While other kids may have spent spring break glued to their tablets or smartphones this spring break, four Colwood boys were outside, exploring, exercising and building.
And drawing the wrath of the Capital Regional District in the process.
For the past six months, teenagers Morgan Lessard, Parker Gale, Myles Moshuk and nine-year-old Ty Skaalrud have been building a mountain bike track next to the Galloping Goose Trail off Aldeane Avenue.
Using nothing but a few shovels, rakes, and a mini pickaxe, the boys carefully carved out technical trails with drops, berms, a skinny line with a two by four piece of wood (which they could ride over), and a rock garden.
The group, as well as other young mountain bikers, have enjoyed the track – that is, until last week. On Tuesday, March 20, workers with the Capital Regional District taped off the area, dismantled the trails and placed debris across to prevent people from re-building them.
According to the CRD, it has received reports during the past month of people jumping off the trails onto the Goose, creating a potential safety hazard for trail users. There was also significant impact to the ground and vegetation off the side of the trail and in the adjacent forested area.
“The CRD asks all park and trail users to stay on designated trails,” said spokesperson Andy Orr in an email. “Unauthorized building and use damages the environment and can create safety hazards for visitors.”
The boys, naturally, are disappointed.
“It’s a lot of work,” said Morgan, 13. “You get an adrenaline rush when you’re doing it [riding]. You’re having fun and you get to try new things.”
The project that started when Morgan became interested in BMX racing and doing dirt jumps, which often goes hand in hand with mountain biking. But after getting a new mountain bike, he realized there wasn’t any place to ride.
That’s when Morgan, Parker, Myles and Ty decided to take action and build their own track just metres from their homes.
The track has since become a labour of love with the boys spending countless hours working it. Morgan and Parker, who both attend Spencer Middle school, would meet up before school to do a couple of jumps, before riding over before the bell rang.
“We just love riding, it’s our passion,” said 13-year-old Parker, adding he’s seen other kids use the trail. “We just wanted something to do.”

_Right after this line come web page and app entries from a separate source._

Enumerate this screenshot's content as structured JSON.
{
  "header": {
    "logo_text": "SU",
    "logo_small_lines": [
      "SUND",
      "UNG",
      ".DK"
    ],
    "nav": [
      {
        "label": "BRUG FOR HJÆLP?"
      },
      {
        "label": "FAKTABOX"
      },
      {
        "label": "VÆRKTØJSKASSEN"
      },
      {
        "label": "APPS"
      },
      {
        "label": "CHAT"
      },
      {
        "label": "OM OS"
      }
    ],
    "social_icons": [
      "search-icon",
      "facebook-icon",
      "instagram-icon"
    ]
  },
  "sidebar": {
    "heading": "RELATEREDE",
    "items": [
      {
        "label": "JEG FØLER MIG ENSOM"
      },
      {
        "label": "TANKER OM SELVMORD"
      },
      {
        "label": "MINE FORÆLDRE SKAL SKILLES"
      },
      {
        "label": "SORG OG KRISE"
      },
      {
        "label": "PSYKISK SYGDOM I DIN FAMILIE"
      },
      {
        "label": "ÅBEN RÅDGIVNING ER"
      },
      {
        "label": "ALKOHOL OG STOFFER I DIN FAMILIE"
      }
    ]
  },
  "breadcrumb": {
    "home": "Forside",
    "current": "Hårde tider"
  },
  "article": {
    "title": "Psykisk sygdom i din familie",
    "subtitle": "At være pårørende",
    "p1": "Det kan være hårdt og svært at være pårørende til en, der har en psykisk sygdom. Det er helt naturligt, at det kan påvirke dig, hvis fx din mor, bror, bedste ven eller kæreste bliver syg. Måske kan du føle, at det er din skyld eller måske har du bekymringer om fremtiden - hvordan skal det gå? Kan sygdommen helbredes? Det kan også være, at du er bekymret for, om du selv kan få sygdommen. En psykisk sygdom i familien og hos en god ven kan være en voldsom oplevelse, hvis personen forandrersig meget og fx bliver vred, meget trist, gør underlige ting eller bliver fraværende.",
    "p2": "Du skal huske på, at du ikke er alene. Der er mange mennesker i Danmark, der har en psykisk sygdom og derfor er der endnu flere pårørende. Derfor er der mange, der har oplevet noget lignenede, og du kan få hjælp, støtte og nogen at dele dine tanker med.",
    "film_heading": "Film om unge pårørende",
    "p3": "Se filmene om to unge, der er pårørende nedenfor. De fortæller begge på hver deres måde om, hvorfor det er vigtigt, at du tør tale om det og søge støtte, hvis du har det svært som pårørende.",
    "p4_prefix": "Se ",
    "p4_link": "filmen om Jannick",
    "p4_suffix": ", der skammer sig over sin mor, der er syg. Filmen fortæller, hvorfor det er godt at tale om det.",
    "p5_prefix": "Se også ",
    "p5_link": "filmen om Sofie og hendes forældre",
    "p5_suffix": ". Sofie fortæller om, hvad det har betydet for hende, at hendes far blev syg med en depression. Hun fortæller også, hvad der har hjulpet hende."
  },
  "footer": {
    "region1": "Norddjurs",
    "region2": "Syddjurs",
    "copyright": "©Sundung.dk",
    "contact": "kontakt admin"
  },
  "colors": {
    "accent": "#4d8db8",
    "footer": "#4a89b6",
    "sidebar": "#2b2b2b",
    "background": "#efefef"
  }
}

Orr added there are other designated trails for mountain biking throughout the region, such as the Hartland area of Mount Work Regional Park. But the boys’ parents say it’s too far for them to ride alone.
Sandra, Morgan’s mother, said it’s keeping them out of trouble and they’re very courteous of others walking along the Goose.
“I think it’s great. They’re outside, they’re being boys, they’re not inside in front of video games all day,” she said.
“This is what kids used to do, this is what we used to do as kids.”